The last recession hit the home-building business hard, but demand for newly constructed residences is recovering as the economy rebounds, experts said today.
“Things have certainly turned around,” said research economist Joey Von Nessen of Columbia-based RESH Marketing Consultants Inc.
Von Nessen noted that the Charleston region was recently ranked by the Milken Institute as the ninth highest in the country based on its post-recession growth in three key employment categories.
“This is very good news for Charleston homes sales,” Von Nessen said at the Charleston Home Builders Association’s annual market outlook for newly built homes.
He also pointed out some potential trouble spots for the industry. Those include a slowdown in local job growth, the 2 percent payroll tax hike that took effect this year, the impact of budget cutbacks on federal employees and the prolonged recession in Europe.
Also, interest on mortgages is edging higher, though the average remains low by historic standards at around 4 percent for a 30-year loan. Will Jenkinson, broker-in-charge of Carolina One New Homes, said the recent uptick in rates is “a double-edged sword,” but for now ”it’s a positive,”
“It’s beginning to bring buyers off the sidelines, off the fence, to make purchases,” said Jenkinson who also spoke at today’s outlook.
Meanwhile, prices continue to rise because inventory has been dropping.
About 5,600 homes are on the market, representing a five-month supply, or how long it would take to sell all of them based on recent sales trends.

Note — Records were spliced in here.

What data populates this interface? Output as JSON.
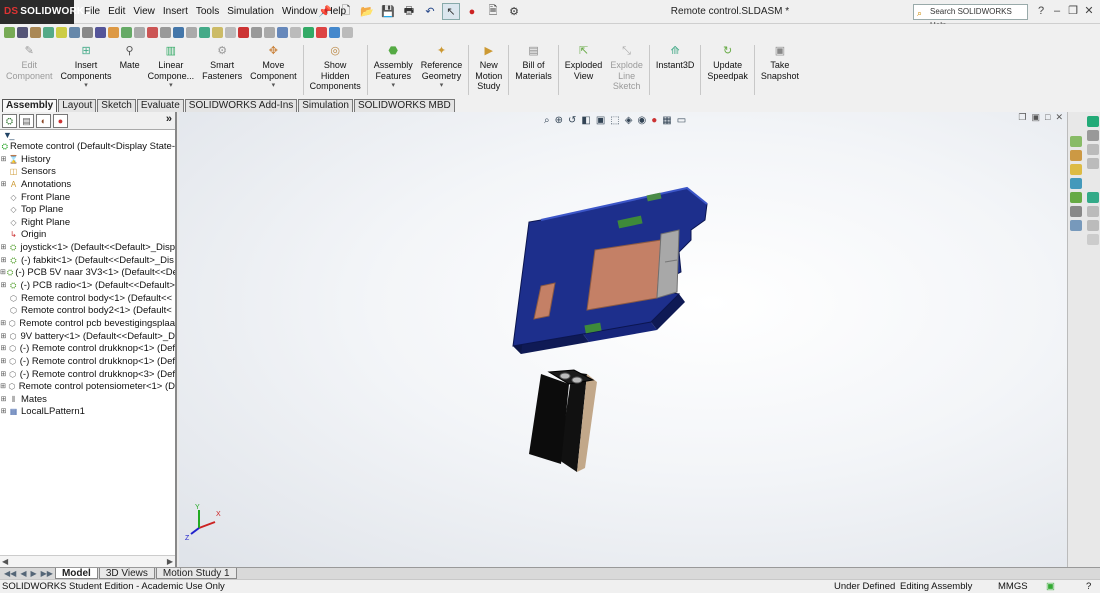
{
  "app": {
    "logo_text": "SOLIDWORKS",
    "doc_title": "Remote control.SLDASM *",
    "menus": [
      "File",
      "Edit",
      "View",
      "Insert",
      "Tools",
      "Simulation",
      "Window",
      "Help"
    ],
    "search_placeholder": "Search SOLIDWORKS Help"
  },
  "commands": [
    {
      "label": "Edit\nComponent",
      "disabled": true,
      "icon": "edit-component-icon"
    },
    {
      "label": "Insert\nComponents",
      "disabled": false,
      "icon": "insert-components-icon",
      "dropdown": true
    },
    {
      "label": "Mate",
      "disabled": false,
      "icon": "mate-icon"
    },
    {
      "label": "Linear\nCompone...",
      "disabled": false,
      "icon": "linear-pattern-icon",
      "dropdown": true
    },
    {
      "label": "Smart\nFasteners",
      "disabled": false,
      "icon": "smart-fasteners-icon"
    },
    {
      "label": "Move\nComponent",
      "disabled": false,
      "icon": "move-component-icon",
      "dropdown": true
    },
    {
      "label": "Show\nHidden\nComponents",
      "disabled": false,
      "icon": "show-hidden-icon"
    },
    {
      "label": "Assembly\nFeatures",
      "disabled": false,
      "icon": "assembly-features-icon",
      "dropdown": true
    },
    {
      "label": "Reference\nGeometry",
      "disabled": false,
      "icon": "reference-geometry-icon",
      "dropdown": true
    },
    {
      "label": "New\nMotion\nStudy",
      "disabled": false,
      "icon": "new-motion-study-icon"
    },
    {
      "label": "Bill of\nMaterials",
      "disabled": false,
      "icon": "bill-of-materials-icon"
    },
    {
      "label": "Exploded\nView",
      "disabled": false,
      "icon": "exploded-view-icon"
    },
    {
      "label": "Explode\nLine\nSketch",
      "disabled": true,
      "icon": "explode-line-sketch-icon"
    },
    {
      "label": "Instant3D",
      "disabled": false,
      "icon": "instant3d-icon"
    },
    {
      "label": "Update\nSpeedpak",
      "disabled": false,
      "icon": "update-speedpak-icon"
    },
    {
      "label": "Take\nSnapshot",
      "disabled": false,
      "icon": "take-snapshot-icon"
    }
  ],
  "cmd_tabs": [
    "Assembly",
    "Layout",
    "Sketch",
    "Evaluate",
    "SOLIDWORKS Add-Ins",
    "Simulation",
    "SOLIDWORKS MBD"
  ],
  "active_cmd_tab": "Assembly",
  "tree": [
    {
      "label": "Remote control  (Default<Display State-",
      "icon": "assembly-icon",
      "expand": ""
    },
    {
      "label": "History",
      "icon": "history-icon",
      "expand": "+"
    },
    {
      "label": "Sensors",
      "icon": "sensors-icon",
      "expand": ""
    },
    {
      "label": "Annotations",
      "icon": "annotations-icon",
      "expand": "+"
    },
    {
      "label": "Front Plane",
      "icon": "plane-icon",
      "expand": ""
    },
    {
      "label": "Top Plane",
      "icon": "plane-icon",
      "expand": ""
    },
    {
      "label": "Right Plane",
      "icon": "plane-icon",
      "expand": ""
    },
    {
      "label": "Origin",
      "icon": "origin-icon",
      "expand": ""
    },
    {
      "label": "joystick<1> (Default<<Default>_Disp",
      "icon": "subassembly-icon",
      "expand": "+"
    },
    {
      "label": "(-) fabkit<1> (Default<<Default>_Dis",
      "icon": "subassembly-icon",
      "expand": "+"
    },
    {
      "label": "(-) PCB 5V naar 3V3<1> (Default<<De",
      "icon": "subassembly-icon",
      "expand": "+"
    },
    {
      "label": "(-) PCB radio<1> (Default<<Default>",
      "icon": "subassembly-icon",
      "expand": "+"
    },
    {
      "label": "Remote control body<1> (Default<<",
      "icon": "part-icon",
      "expand": ""
    },
    {
      "label": "Remote control body2<1> (Default<",
      "icon": "part-icon",
      "expand": ""
    },
    {
      "label": "Remote control pcb bevestigingsplaa",
      "icon": "part-icon",
      "expand": "+"
    },
    {
      "label": "9V battery<1> (Default<<Default>_D",
      "icon": "part-icon",
      "expand": "+"
    },
    {
      "label": "(-) Remote control drukknop<1> (Def",
      "icon": "part-icon",
      "expand": "+"
    },
    {
      "label": "(-) Remote control drukknop<1> (Def",
      "icon": "part-icon",
      "expand": "+"
    },
    {
      "label": "(-) Remote control drukknop<3> (Def",
      "icon": "part-icon",
      "expand": "+"
    },
    {
      "label": "Remote control potensiometer<1> (D",
      "icon": "part-icon",
      "expand": "+"
    },
    {
      "label": "Mates",
      "icon": "mates-icon",
      "expand": "+"
    },
    {
      "label": "LocalLPattern1",
      "icon": "pattern-icon",
      "expand": "+"
    }
  ],
  "bottom_tabs": [
    "Model",
    "3D Views",
    "Motion Study 1"
  ],
  "active_bottom_tab": "Model",
  "status": {
    "edition": "SOLIDWORKS Student Edition - Academic Use Only",
    "definition": "Under Defined",
    "mode": "Editing Assembly",
    "units": "MMGS"
  },
  "colors": {
    "enclosure": "#1d2f8c",
    "pcb_copper": "#c48066",
    "battery_body": "#111111",
    "battery_label": "#c2a88a",
    "accent_green": "#3e8a3a"
  }
}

A year ago the region had an eight-month supply.
Jenkinson said new homes account for about 30 percent of all sales in the tricounty area.
Demand for existing homes also is on the upswing.